    • elizabethrc

      Or, more to Obama’s liking, we wouldn’t be speaking at all.

  • JohnnyTwoDog

    The end game for Iran is total destruction in response for detonating even one strategic nuclear weapon. And, near total destruction by Israel when approaching that threshold.

    It was the end game for Iraq if they had escalated to just chemical weapons.

    Pakistan’s 100 or so nukes and it’s Sunni Taliban are much more real threats than Iran. But those 100 isolated nukes are only enough for plausible MAD end game with India.

    The only scenario in which Iran holds nuclear strategic power is when they can enlist the MAD of Russia. That is the reason Iran courted Russia to help with nuclear tech.

    If Iran could rely entirely on North Korea, or even Pakistan (wrong religious factor for an Iranian political alliance anyway) for nuke tech, there woulds be no mad factor, and Irans end game would still be total destruction.

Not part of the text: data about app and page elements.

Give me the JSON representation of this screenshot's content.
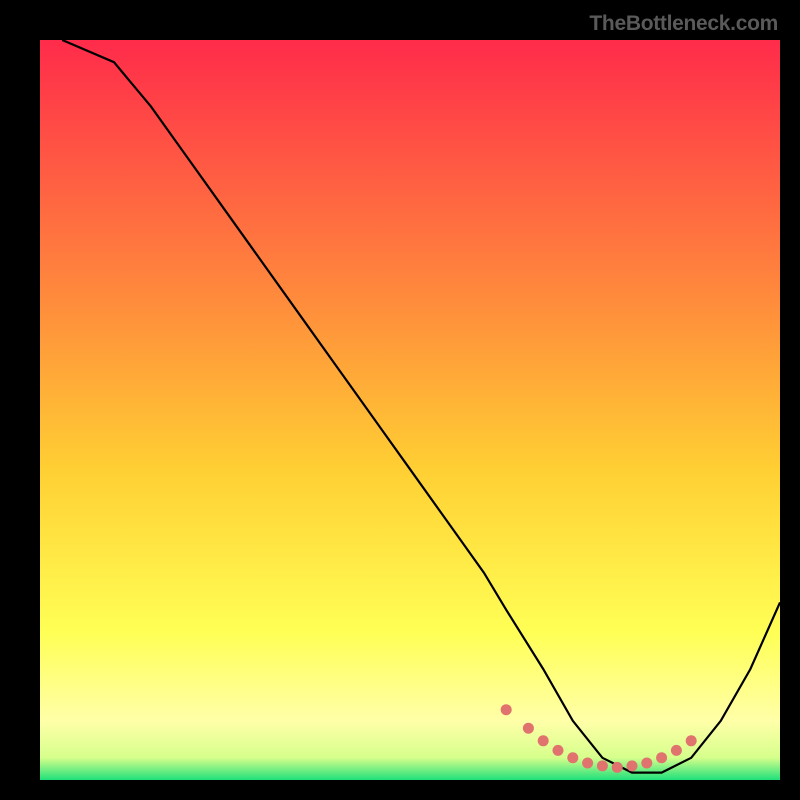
{
  "watermark": "TheBottleneck.com",
  "chart_data": {
    "type": "line",
    "title": "",
    "xlabel": "",
    "ylabel": "",
    "xlim": [
      0,
      100
    ],
    "ylim": [
      0,
      100
    ],
    "gradient": {
      "top": "#ff2b4a",
      "mid": "#ffcf33",
      "near_bottom": "#ffff9e",
      "bottom": "#1fe07a"
    },
    "curve": {
      "description": "V-shaped curve: descends from upper-left, reaches minimum near x≈78, rises toward right edge",
      "x": [
        3,
        10,
        15,
        20,
        25,
        30,
        35,
        40,
        45,
        50,
        55,
        60,
        63,
        68,
        72,
        76,
        80,
        84,
        88,
        92,
        96,
        100
      ],
      "y": [
        100,
        97,
        91,
        84,
        77,
        70,
        63,
        56,
        49,
        42,
        35,
        28,
        23,
        15,
        8,
        3,
        1,
        1,
        3,
        8,
        15,
        24
      ]
    },
    "markers": {
      "color": "#e0736e",
      "x": [
        63,
        66,
        68,
        70,
        72,
        74,
        76,
        78,
        80,
        82,
        84,
        86,
        88
      ],
      "y": [
        9.5,
        7.0,
        5.3,
        4.0,
        3.0,
        2.3,
        1.9,
        1.7,
        1.9,
        2.3,
        3.0,
        4.0,
        5.3
      ]
    }
  }
}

    Russia is not going to invoke MAD to save Iran’s skin. Russia is reliable to Iran for sabre rattling only. They won’t become a wasteland for the benefit of tyranical Iranian Islam.

    Irans end game is always total destruction. period.

    Iran evacuating major cities in a bluff? laughable. Fun theater though.

    Iran only strategic nuclear benefit is in having a few nukes it will never use. But even then “I’ll do it, i swear” will become laughable fast.

    Pakistan and India have a mini MAD, but Iran cannot come close to that for many many years if ever.
    The only risk is that Iran can destroy Israel with one or two nukes. But Iran is also destroyed in that Scenario. Iran is destroyed even before that scenario becomes plausible because in addition to nukes Israel has B-A-L-L-S.

  • Popsmoke

    Jeez…

    Are our service academies and institutions turning into day dreaming schools? By the way John… The MAD doctrine never exsisted as part of any military doctrine…

    • Hokma

      That is correct. MAD was purely a political cold war doctrine. I was explaining that to someone just last week.

    • Fred82

      Whatever it was, it sure seems to work.

  • Hokma

    Recents events prove that Israel cannot rely on the U.N., traditional European allies, or even the U.S. with Obama.

    They will take matters into their own hands regarding Iran. They will do whatever it takes to make sure Iran is not nuclear armed if the world fails to do it.